Jim Stinson was taught writing at Harvard and media at UCLA, and has done both ever since.
On the writing side he started early, publishing “Restorations of Elizabethan Public Playhouses,” but was soon downsized from Academe, which is probably just as well. After an interlude of earning a living, he wrote four Stoney Winston Hollywood mysteries, Double Exposure, Low Angles, Truck Shot, and TV Safe, which were published by Scribner. Today they are available from Smashwords, and from Lulu.com. His mainstream novel, Tassy Morgan's Bluff, was published in Summer, 2011 by The Plume Books imprint of Penguin. In 2012 he published his first Smashwords original, The Princess and the Firedrake.
On the media side, he’s made everything from feature films to instructional gems like Electrical Hazards in the Coronary Care Unit. Today, he works constantly with media to keep abreast of ever-changing hard- and software.
Combining writing and media, he was a columnist and contributing editor at Videomaker magazine for 12 years. In 2001, Goodheart-Willcox published his college and high school textbook, Video: Communication and Production. A revised second edition was rebranded Video: Digital Communication and Production, and a third, massively updated edition was released in 2012.

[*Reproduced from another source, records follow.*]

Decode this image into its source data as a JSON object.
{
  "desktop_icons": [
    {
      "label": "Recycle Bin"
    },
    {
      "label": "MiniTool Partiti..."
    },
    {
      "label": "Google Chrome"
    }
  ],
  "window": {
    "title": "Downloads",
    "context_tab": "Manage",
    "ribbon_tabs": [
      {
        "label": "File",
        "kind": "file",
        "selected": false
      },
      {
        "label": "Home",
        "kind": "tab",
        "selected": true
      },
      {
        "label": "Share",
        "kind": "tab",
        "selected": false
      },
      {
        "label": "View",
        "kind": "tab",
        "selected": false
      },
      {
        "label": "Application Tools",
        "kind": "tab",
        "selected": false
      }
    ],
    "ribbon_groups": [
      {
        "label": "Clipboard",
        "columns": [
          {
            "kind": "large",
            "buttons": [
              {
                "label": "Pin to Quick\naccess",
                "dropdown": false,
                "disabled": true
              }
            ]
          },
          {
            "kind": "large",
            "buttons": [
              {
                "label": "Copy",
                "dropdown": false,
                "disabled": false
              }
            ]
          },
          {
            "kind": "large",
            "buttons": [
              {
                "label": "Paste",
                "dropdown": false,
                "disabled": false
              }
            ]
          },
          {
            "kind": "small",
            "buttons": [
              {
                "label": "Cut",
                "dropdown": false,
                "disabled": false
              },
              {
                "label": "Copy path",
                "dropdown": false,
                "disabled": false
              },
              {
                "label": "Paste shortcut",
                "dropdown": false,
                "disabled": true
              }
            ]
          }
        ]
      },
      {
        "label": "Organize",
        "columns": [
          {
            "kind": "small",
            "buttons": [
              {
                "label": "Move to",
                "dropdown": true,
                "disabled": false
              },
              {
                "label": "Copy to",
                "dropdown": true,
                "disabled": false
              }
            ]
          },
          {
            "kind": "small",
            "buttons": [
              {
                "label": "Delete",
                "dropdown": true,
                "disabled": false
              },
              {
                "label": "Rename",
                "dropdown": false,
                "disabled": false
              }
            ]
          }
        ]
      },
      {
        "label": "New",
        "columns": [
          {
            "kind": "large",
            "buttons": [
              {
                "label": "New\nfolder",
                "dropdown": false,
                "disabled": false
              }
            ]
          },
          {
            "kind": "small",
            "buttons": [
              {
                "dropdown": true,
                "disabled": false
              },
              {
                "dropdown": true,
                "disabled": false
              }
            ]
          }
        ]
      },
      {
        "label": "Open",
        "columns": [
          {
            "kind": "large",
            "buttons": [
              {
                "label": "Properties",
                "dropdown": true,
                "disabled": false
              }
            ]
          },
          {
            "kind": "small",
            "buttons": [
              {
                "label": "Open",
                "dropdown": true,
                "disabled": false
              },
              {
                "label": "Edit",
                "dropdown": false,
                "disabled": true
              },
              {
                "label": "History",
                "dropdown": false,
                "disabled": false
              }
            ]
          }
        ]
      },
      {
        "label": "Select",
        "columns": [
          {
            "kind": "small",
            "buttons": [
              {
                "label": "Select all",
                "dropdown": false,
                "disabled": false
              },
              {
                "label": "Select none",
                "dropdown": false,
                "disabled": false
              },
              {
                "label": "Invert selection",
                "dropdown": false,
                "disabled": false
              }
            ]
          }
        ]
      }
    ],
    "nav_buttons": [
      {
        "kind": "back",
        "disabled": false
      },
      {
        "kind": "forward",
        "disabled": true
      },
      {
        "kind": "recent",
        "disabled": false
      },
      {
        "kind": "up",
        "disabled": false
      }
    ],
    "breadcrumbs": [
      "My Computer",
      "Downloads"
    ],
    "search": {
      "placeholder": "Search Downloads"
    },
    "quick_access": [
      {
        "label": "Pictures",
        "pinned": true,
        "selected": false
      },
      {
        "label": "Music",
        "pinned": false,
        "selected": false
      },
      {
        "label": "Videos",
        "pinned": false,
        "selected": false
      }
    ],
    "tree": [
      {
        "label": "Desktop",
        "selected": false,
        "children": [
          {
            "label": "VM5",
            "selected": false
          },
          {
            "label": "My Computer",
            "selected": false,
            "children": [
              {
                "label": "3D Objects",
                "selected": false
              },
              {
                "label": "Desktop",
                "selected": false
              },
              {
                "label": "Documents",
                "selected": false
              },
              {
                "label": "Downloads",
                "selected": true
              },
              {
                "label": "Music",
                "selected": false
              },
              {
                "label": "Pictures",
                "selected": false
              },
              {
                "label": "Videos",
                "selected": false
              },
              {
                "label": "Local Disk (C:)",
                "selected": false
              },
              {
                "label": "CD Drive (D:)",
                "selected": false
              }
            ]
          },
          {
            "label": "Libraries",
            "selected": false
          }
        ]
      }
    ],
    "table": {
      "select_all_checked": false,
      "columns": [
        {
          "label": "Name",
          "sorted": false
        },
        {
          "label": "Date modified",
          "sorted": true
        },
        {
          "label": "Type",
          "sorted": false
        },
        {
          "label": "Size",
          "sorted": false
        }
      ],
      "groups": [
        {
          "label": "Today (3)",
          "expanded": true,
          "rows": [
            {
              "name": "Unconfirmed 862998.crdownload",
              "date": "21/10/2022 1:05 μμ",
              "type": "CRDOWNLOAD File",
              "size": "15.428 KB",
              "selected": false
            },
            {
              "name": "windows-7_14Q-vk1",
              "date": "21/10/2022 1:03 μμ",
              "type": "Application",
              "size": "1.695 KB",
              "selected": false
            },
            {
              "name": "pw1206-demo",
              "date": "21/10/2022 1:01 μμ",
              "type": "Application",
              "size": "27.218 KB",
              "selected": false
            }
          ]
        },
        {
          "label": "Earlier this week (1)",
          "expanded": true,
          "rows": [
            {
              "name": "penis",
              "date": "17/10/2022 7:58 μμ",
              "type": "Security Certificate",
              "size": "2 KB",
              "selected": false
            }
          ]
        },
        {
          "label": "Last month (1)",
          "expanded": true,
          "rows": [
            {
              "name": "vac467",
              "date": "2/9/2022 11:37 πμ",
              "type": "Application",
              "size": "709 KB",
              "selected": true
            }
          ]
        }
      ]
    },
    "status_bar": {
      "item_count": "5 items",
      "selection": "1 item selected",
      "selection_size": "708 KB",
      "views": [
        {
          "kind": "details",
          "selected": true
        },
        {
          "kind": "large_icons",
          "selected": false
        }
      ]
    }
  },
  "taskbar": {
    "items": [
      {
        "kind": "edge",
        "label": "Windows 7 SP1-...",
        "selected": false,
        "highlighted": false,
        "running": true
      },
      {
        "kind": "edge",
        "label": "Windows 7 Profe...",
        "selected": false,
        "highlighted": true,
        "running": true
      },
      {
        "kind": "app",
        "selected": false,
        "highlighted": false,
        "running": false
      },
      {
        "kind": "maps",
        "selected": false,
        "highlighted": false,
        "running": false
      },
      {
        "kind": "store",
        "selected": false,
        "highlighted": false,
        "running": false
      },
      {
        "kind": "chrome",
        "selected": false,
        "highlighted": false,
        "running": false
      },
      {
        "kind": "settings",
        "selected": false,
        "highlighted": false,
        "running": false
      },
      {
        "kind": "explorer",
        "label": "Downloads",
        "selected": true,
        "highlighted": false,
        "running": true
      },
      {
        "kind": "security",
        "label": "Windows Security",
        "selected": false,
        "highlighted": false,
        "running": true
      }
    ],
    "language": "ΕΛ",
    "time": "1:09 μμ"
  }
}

He has, over the years, returned to the classroom, teaching film production at Art Center College of Design, Media history and criticism at California State University Los Angeles, and video production at La Canada High School, La Canada, CA.
Though born and bred in Pittsburgh, PA, he has spent all his adult life in California and Oregon, where he now lives with his wife, Sue. He dotes on his two children and is pleased to report that they remain at large.
on April 09, 2012 :
I liked this book a lot. The writing goes down easy and the characters are wonderful. One easy way to tell good writing: you know who is speaking by the way they talk. These characters are well-drawn and their dialogue is excellent.
I gave the novel 4 stars instead of 5 because of a peculiar typo that kept interupting the flow of the reading. In probably several dozen places an "A" was replaced by a quotation mark. Every time I saw it I tried to figure out what would account for such a weird thing. Authors should try very hard to not distract the reader this way.
(review of free book)